Another possibility for Bush v. Gore defenders is for them to accuse their opponents of irresponsible criticism of a court decision. But in light of the frenzied attacks launched against the Florida Supreme Court, taking this course of action is untenable, for to do so would expose Bush v. Gore defenders as hypocrites who maintain that, in Dershowitz's words, "judicial fiat is to be condemned when it produces a Gore victory and praised when it produces a Bush victory."
Another option for Bush v. Gore defenders is to call their opponents sore losers-to admonish the decision's critics to cease complaining about the plain fact that five right-wing Republican justices, appointed by right-wing Republican presidents, installed a right-wing Republican as president. But it is absolutely certain that right-wingers would still be raging deliriously if the Florida Supreme Court decision had prevailed and Gore had become president by virtue of the recount. Bill Kristol, the doyen of right-wing and Republican militants, announced, after the Florida court's decision (but prior to its reversal in Bush v. Gore): "[S]ome of us will not believe that Al Gore has acceded to the presidency legitimately... We will therefore continue to insist that he gained office through an act of judicial usurpation. We will not 'move on.'" Is it only right-wingers who are permitted to "not 'move on'"?
For decades right-wing Republicans have excoriated
judicial activists" on the federal bench and labored (with great
to replace them with "strict constructionist" federal judges who "will
interpret the law, not make it." Although five of their justices,
in a stunning display of partisan politics cloaked in the forms of law,
have elected a president, the right-wing Republicans solemnly deny that
the five justices are activists. And perhaps they are
correct. After all, they said their judges would not make law;
never said their judges would not make presidents.

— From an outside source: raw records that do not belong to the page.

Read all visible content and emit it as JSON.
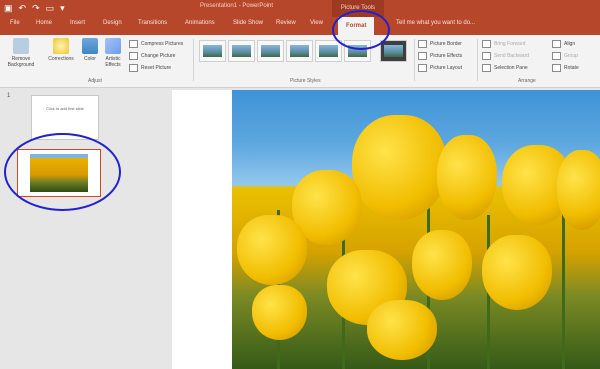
{
  "titlebar": {
    "qat_icons": [
      "save-icon",
      "undo-icon",
      "redo-icon",
      "present-icon",
      "customize-icon"
    ],
    "title": "Presentation1 - PowerPoint",
    "context_tools": "Picture Tools"
  },
  "tabs": [
    "File",
    "Home",
    "Insert",
    "Design",
    "Transitions",
    "Animations",
    "Slide Show",
    "Review",
    "View",
    "Format",
    "Tell me what you want to do..."
  ],
  "ribbon": {
    "adjust": {
      "remove_bg": "Remove Background",
      "corrections": "Corrections",
      "color": "Color",
      "artistic": "Artistic Effects",
      "compress": "Compress Pictures",
      "change": "Change Picture",
      "reset": "Reset Picture",
      "group_label": "Adjust"
    },
    "styles": {
      "group_label": "Picture Styles"
    },
    "picture": {
      "border": "Picture Border",
      "effects": "Picture Effects",
      "layout": "Picture Layout"
    },
    "arrange": {
      "bring_forward": "Bring Forward",
      "send_backward": "Send Backward",
      "selection_pane": "Selection Pane",
      "align": "Align",
      "group": "Group",
      "rotate": "Rotate",
      "group_label": "Arrange"
    }
  },
  "slides": {
    "first_number": "1",
    "first_text": "Click to add first slide"
  },
  "colors": {
    "accent": "#b7472a",
    "annotation": "#2222cc"
  }
}
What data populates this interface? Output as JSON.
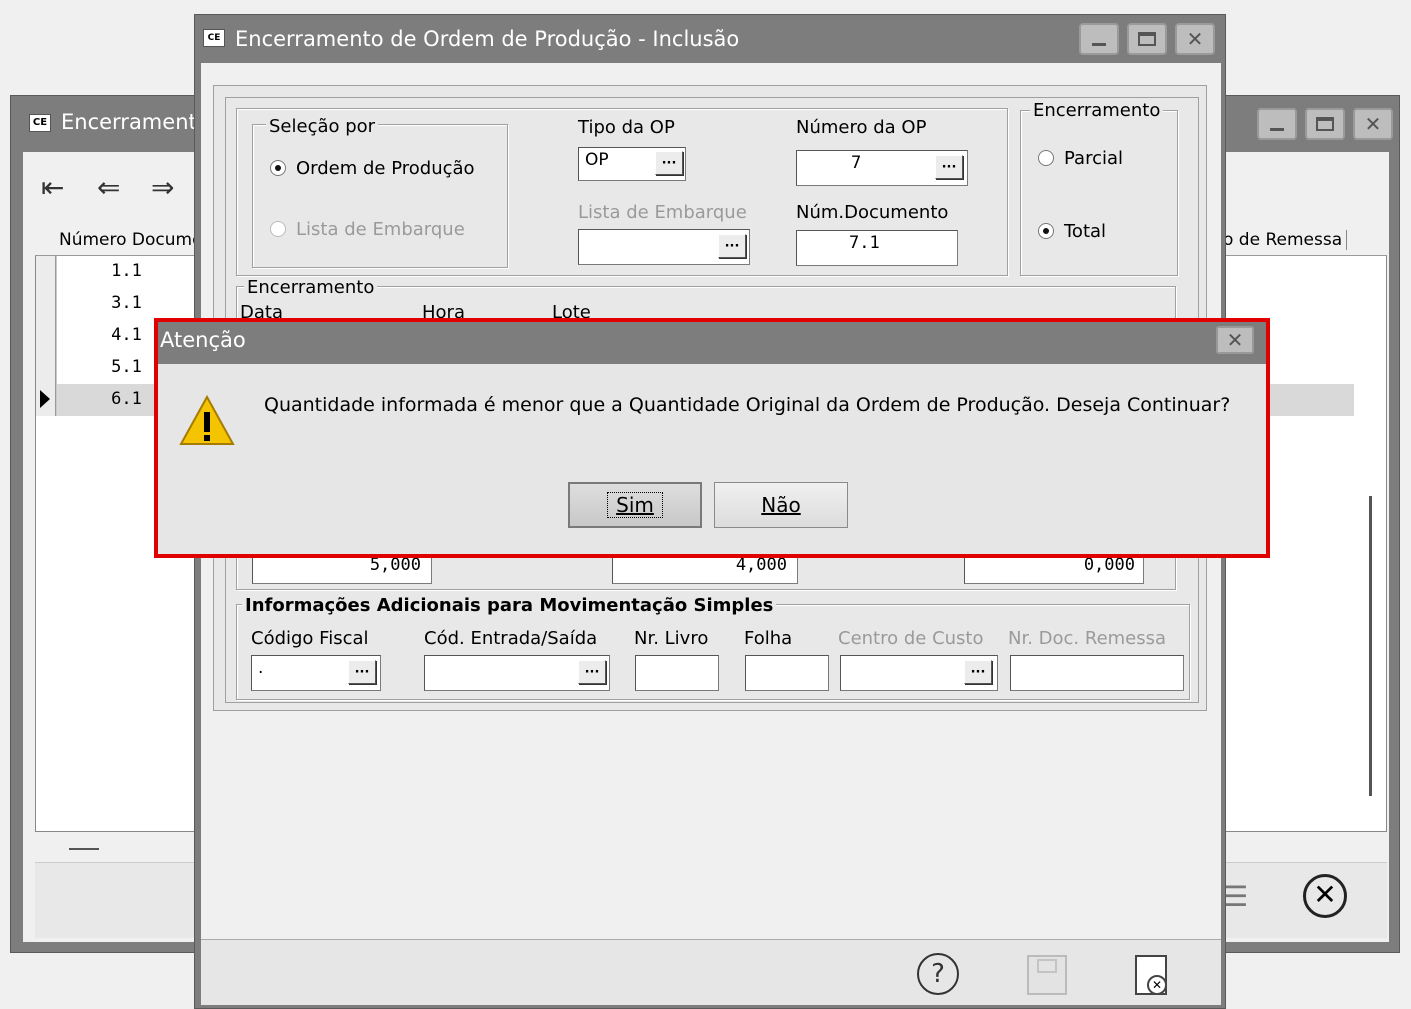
{
  "back_window": {
    "title": "Encerrament",
    "nav_icons": [
      "first-icon",
      "prev-icon",
      "next-icon"
    ],
    "grid": {
      "col_header": "Número Docume",
      "col_header_right": "o de Remessa",
      "rows": [
        "1.1",
        "3.1",
        "4.1",
        "5.1",
        "6.1"
      ],
      "selected_index": 4
    }
  },
  "main_window": {
    "logo": "CE",
    "title": "Encerramento de Ordem de Produção - Inclusão",
    "selecao": {
      "group_title": "Seleção por",
      "opt_ordem": "Ordem de Produção",
      "opt_lista": "Lista de Embarque"
    },
    "tipo_op": {
      "label": "Tipo da OP",
      "value": "OP"
    },
    "numero_op": {
      "label": "Número da OP",
      "value": "7"
    },
    "lista_embarque": {
      "label": "Lista de Embarque",
      "value": ""
    },
    "num_documento": {
      "label": "Núm.Documento",
      "value": "7.1"
    },
    "encerramento_tipo": {
      "group_title": "Encerramento",
      "opt_parcial": "Parcial",
      "opt_total": "Total",
      "selected": "Total"
    },
    "encerramento_group": {
      "title": "Encerramento",
      "col_data": "Data",
      "col_hora": "Hora",
      "col_lote": "Lote"
    },
    "quantities": [
      "5,000",
      "4,000",
      "0,000"
    ],
    "info_adicionais": {
      "title": "Informações Adicionais para Movimentação Simples",
      "codigo_fiscal": {
        "label": "Código Fiscal",
        "value": "."
      },
      "cod_entrada_saida": {
        "label": "Cód. Entrada/Saída",
        "value": ""
      },
      "nr_livro": {
        "label": "Nr. Livro",
        "value": ""
      },
      "folha": {
        "label": "Folha",
        "value": ""
      },
      "centro_custo": {
        "label": "Centro de Custo",
        "value": ""
      },
      "nr_doc_remessa": {
        "label": "Nr. Doc. Remessa",
        "value": ""
      }
    }
  },
  "dialog": {
    "title": "Atenção",
    "message": "Quantidade informada é menor que a Quantidade Original da Ordem de Produção. Deseja Continuar?",
    "yes_label": "Sim",
    "no_label": "Não"
  },
  "colors": {
    "title_bar": "#7d7d7d",
    "dialog_highlight": "#e00000",
    "warning_yellow": "#f5c400"
  }
}
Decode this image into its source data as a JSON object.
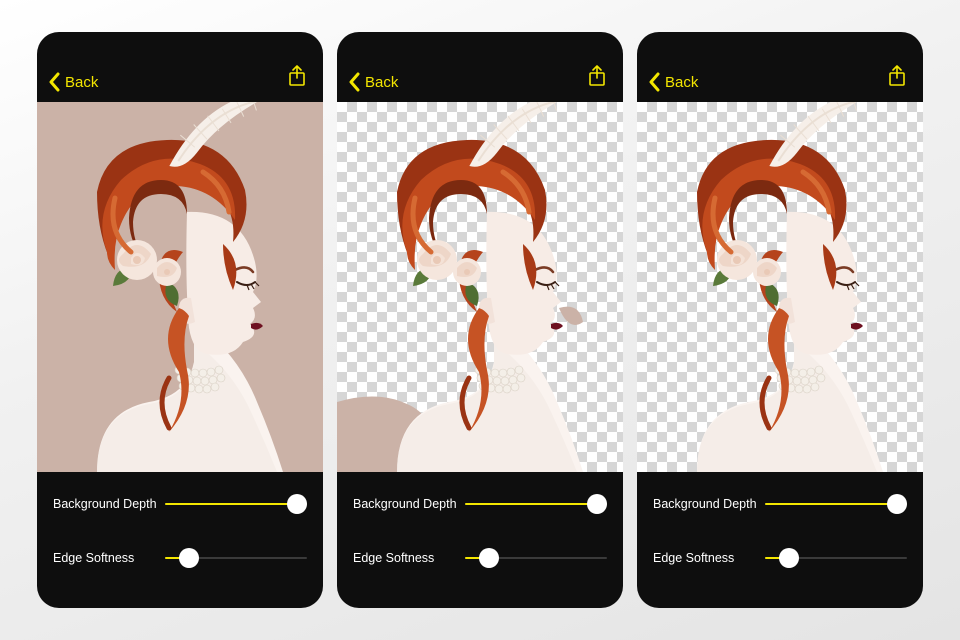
{
  "accent": "#f3e600",
  "screens": [
    {
      "back_label": "Back",
      "background_mode": "solid",
      "sliders": {
        "background_depth": {
          "label": "Background Depth",
          "value": 100
        },
        "edge_softness": {
          "label": "Edge Softness",
          "value": 17
        }
      }
    },
    {
      "back_label": "Back",
      "background_mode": "transparent_partial",
      "sliders": {
        "background_depth": {
          "label": "Background Depth",
          "value": 100
        },
        "edge_softness": {
          "label": "Edge Softness",
          "value": 17
        }
      }
    },
    {
      "back_label": "Back",
      "background_mode": "transparent_full",
      "sliders": {
        "background_depth": {
          "label": "Background Depth",
          "value": 100
        },
        "edge_softness": {
          "label": "Edge Softness",
          "value": 17
        }
      }
    }
  ]
}
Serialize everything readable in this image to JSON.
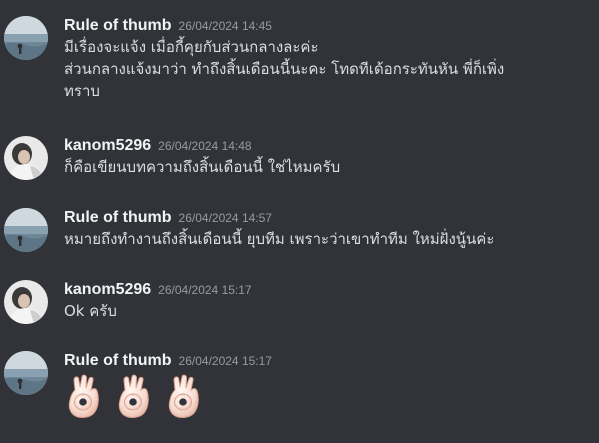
{
  "messages": [
    {
      "username": "Rule of thumb",
      "timestamp": "26/04/2024 14:45",
      "lines": [
        "มีเรื่องจะแจ้ง เมื่อกี้คุยกับส่วนกลางละค่ะ",
        "ส่วนกลางแจ้งมาว่า ทำถึงสิ้นเดือนนี้นะคะ โทดทีเด้อกระทันหัน พี่ก็เพิ่ง",
        "ทราบ"
      ]
    },
    {
      "username": "kanom5296",
      "timestamp": "26/04/2024 14:48",
      "lines": [
        "ก็คือเขียนบทความถึงสิ้นเดือนนี้ ใช่ไหมครับ"
      ]
    },
    {
      "username": "Rule of thumb",
      "timestamp": "26/04/2024 14:57",
      "lines": [
        "หมายถึงทำงานถึงสิ้นเดือนนี้ ยุบทีม เพราะว่าเขาทำทีม ใหม่ฝั่งนู้นค่ะ"
      ]
    },
    {
      "username": "kanom5296",
      "timestamp": "26/04/2024 15:17",
      "lines": [
        "Ok ครับ"
      ]
    },
    {
      "username": "Rule of thumb",
      "timestamp": "26/04/2024 15:17",
      "emoji": [
        "ok-hand",
        "ok-hand",
        "ok-hand"
      ]
    }
  ],
  "colors": {
    "background": "#313338",
    "username": "#f2f3f5",
    "timestamp": "#949ba4",
    "text": "#dbdee1"
  }
}
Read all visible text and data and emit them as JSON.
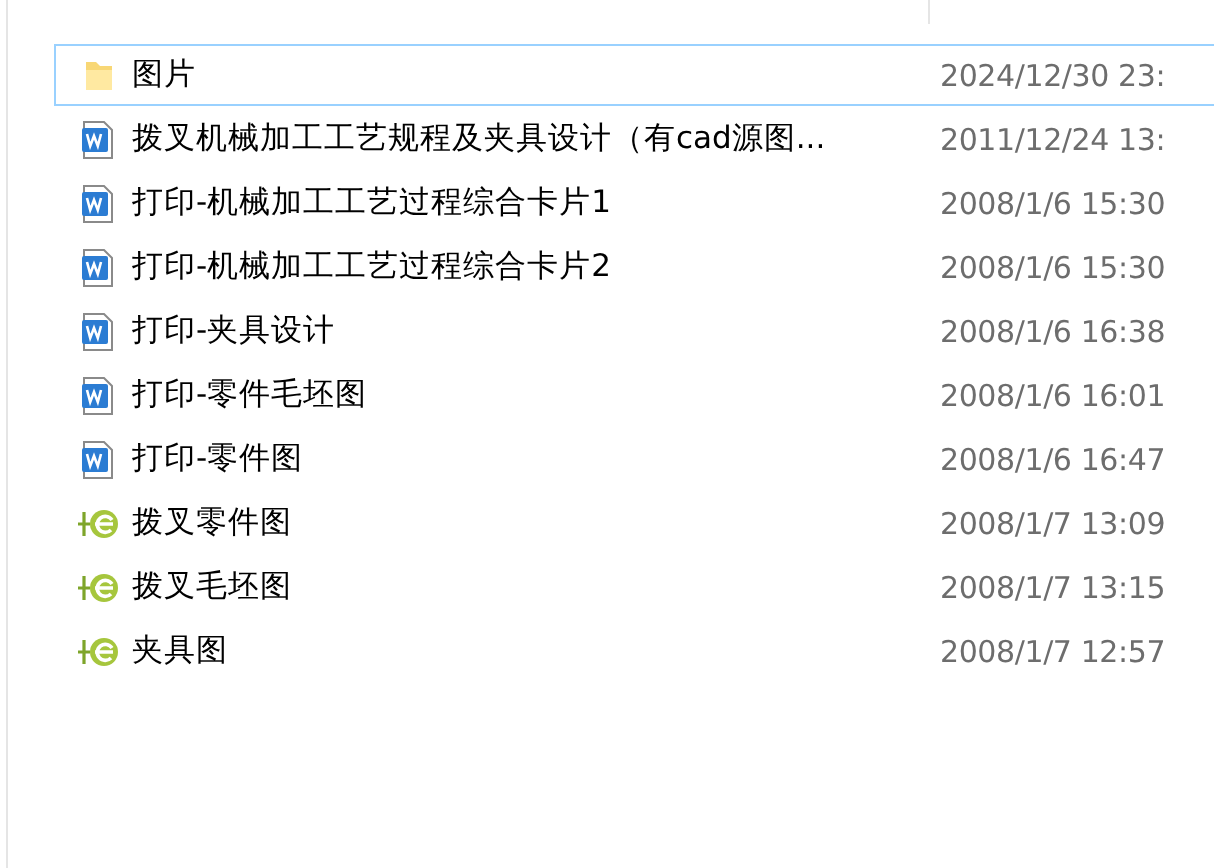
{
  "files": [
    {
      "name": "图片",
      "date": "2024/12/30 23:",
      "kind": "folder",
      "selected": true
    },
    {
      "name": "拨叉机械加工工艺规程及夹具设计（有cad源图...",
      "date": "2011/12/24 13:",
      "kind": "word",
      "selected": false
    },
    {
      "name": "打印-机械加工工艺过程综合卡片1",
      "date": "2008/1/6 15:30",
      "kind": "word",
      "selected": false
    },
    {
      "name": "打印-机械加工工艺过程综合卡片2",
      "date": "2008/1/6 15:30",
      "kind": "word",
      "selected": false
    },
    {
      "name": "打印-夹具设计",
      "date": "2008/1/6 16:38",
      "kind": "word",
      "selected": false
    },
    {
      "name": "打印-零件毛坯图",
      "date": "2008/1/6 16:01",
      "kind": "word",
      "selected": false
    },
    {
      "name": "打印-零件图",
      "date": "2008/1/6 16:47",
      "kind": "word",
      "selected": false
    },
    {
      "name": "拨叉零件图",
      "date": "2008/1/7 13:09",
      "kind": "drawing",
      "selected": false
    },
    {
      "name": "拨叉毛坯图",
      "date": "2008/1/7 13:15",
      "kind": "drawing",
      "selected": false
    },
    {
      "name": "夹具图",
      "date": "2008/1/7 12:57",
      "kind": "drawing",
      "selected": false
    }
  ]
}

Note: The Dec. 9, 2000 decision of the U. S. Supreme Court staying the Florida Supreme Court decision ordering a recount is reported at Bush v. Gore, 531 U. S. 1046, 121 S. Ct. 512, 148 L. Ed. 2d 553 (2000). The Dec. 12, 2000 decision of the U. S. Supreme Court reversing the Florida Supreme Court decision and prohibiting any further recount is reported at Bush v. Gore, 531 U. S. 98, 121 S. Ct. 525, 148 L. Ed. 2d 388 (2000).